Kabul: Afghanistan is battling a massive increase in COVID-19 infections as health officials plead for vaccines, only to be told by the World Health Organization (WHO) that the three million doses the country expected to receive by April will not be delivered until August.
“We are in the middle of a crisis,” health ministry spokesman Ghulam Dastagir Nazari said this week, expressing deep frustration at the global vaccine distribution that has left poor countries scrambling to find supplies for their people.
This comes even as the Ministry of Public Health reported 1,273 new positive cases of COVID-19 of the 3,346 samples tested in the last 24 hours. The ministry also reports 41 deaths and 140 recoveries from COVID-19 in the same period.
Nazari, meanwhile, has knocked on the door of several embassies, and so far, “I’ve gotten diplomatic answers” but no vaccine doses, he said.
Over the past month, the surge in new cases has threatened to overwhelm Afghanistan’s health system, already struggling under the weight of relentless conflict.
The third wave of COVID-19 has sent Afghanistan’s infection rate soaring, hitting 16 provinces and the capital, Kabul, the hardest. This week, the rate of registered new cases reached as many as 1,500 a day, compared to 178 a day on May 1.
Hospital beds are full, and it is feared rapidly dwindling oxygen supplies will run out. Afghan ambassadors have been ordered to seek out emergency oxygen supplies in nearby countries, the foreign minister, Haneef Atmar, said in a tweet on Friday.
Meanwhile, President Ashraf Ghani said that 700,000 doses of coronavirus vaccine will arrive from China soon and the necessary measures will be taken to provide the required oxygen.
The acting minister of Public Health, Vahid Majrooh said that a plan had been drawn up to complete the oxygen shortage in the hospitals, and that a number of hospitals would be connected to the central oxygen system and the rest would be connected.

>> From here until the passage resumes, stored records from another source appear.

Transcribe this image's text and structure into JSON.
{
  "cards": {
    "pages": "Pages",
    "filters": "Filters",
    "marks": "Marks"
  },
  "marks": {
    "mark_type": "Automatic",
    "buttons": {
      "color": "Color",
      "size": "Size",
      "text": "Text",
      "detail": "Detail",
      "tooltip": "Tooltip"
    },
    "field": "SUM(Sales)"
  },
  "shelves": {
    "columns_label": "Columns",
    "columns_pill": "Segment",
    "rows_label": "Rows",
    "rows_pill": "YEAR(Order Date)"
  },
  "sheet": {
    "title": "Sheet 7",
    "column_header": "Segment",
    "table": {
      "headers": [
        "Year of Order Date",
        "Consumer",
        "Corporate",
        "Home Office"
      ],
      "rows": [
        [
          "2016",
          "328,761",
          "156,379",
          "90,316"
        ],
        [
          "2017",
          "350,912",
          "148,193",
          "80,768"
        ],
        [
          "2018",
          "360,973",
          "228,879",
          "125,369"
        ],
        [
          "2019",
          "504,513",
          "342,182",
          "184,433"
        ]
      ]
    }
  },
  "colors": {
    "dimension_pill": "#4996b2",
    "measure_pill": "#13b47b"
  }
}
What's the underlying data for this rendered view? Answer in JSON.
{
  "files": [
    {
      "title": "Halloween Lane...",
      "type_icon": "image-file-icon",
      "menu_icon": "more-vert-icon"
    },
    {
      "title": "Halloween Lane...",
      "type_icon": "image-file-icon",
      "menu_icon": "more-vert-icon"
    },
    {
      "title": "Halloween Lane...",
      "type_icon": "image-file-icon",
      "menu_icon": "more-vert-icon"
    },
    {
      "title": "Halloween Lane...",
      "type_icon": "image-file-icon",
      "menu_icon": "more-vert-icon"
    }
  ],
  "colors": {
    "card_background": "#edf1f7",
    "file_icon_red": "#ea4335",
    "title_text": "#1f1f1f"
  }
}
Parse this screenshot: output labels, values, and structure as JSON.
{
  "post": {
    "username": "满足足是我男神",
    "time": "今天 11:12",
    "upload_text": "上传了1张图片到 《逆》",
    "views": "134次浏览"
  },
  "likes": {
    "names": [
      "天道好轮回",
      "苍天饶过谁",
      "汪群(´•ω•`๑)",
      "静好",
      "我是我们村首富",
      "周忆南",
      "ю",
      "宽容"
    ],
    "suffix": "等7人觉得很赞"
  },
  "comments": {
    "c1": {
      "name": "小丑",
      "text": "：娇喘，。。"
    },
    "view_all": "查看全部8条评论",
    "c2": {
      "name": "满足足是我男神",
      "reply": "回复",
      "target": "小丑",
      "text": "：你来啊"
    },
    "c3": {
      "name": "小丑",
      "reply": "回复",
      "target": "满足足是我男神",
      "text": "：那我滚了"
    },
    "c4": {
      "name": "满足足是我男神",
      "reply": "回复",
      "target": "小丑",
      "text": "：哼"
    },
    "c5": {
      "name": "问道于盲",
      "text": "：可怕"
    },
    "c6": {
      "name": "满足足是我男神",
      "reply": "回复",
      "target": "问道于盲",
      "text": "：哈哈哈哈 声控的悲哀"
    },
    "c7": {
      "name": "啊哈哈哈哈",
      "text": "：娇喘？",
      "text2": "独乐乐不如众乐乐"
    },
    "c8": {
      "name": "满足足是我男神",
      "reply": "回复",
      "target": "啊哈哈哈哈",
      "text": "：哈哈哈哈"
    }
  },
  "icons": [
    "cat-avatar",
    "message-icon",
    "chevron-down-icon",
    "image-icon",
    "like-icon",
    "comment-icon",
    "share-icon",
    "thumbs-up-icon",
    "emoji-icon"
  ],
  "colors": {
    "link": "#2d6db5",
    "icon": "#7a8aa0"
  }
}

Meanwhile, following reports of citizens mistreating health workers at a government hospital in west of Kabul, the Interior Ministry said that “people who insult health workers and damage health funds will be detained”.
Tariq Arian, a spokesperson for the ministry, wrote on his Twitter account on Saturday, “Patience must be exercised in the hospital setting.”
Arian warned people that those who use threats and coercion against health workers will be arrested and brought to justice. “Doctors in this situation are making every effort to contain the situation and care for the patients of COVID-19. This is a global problem and it does not belong to Afghanistan alone.”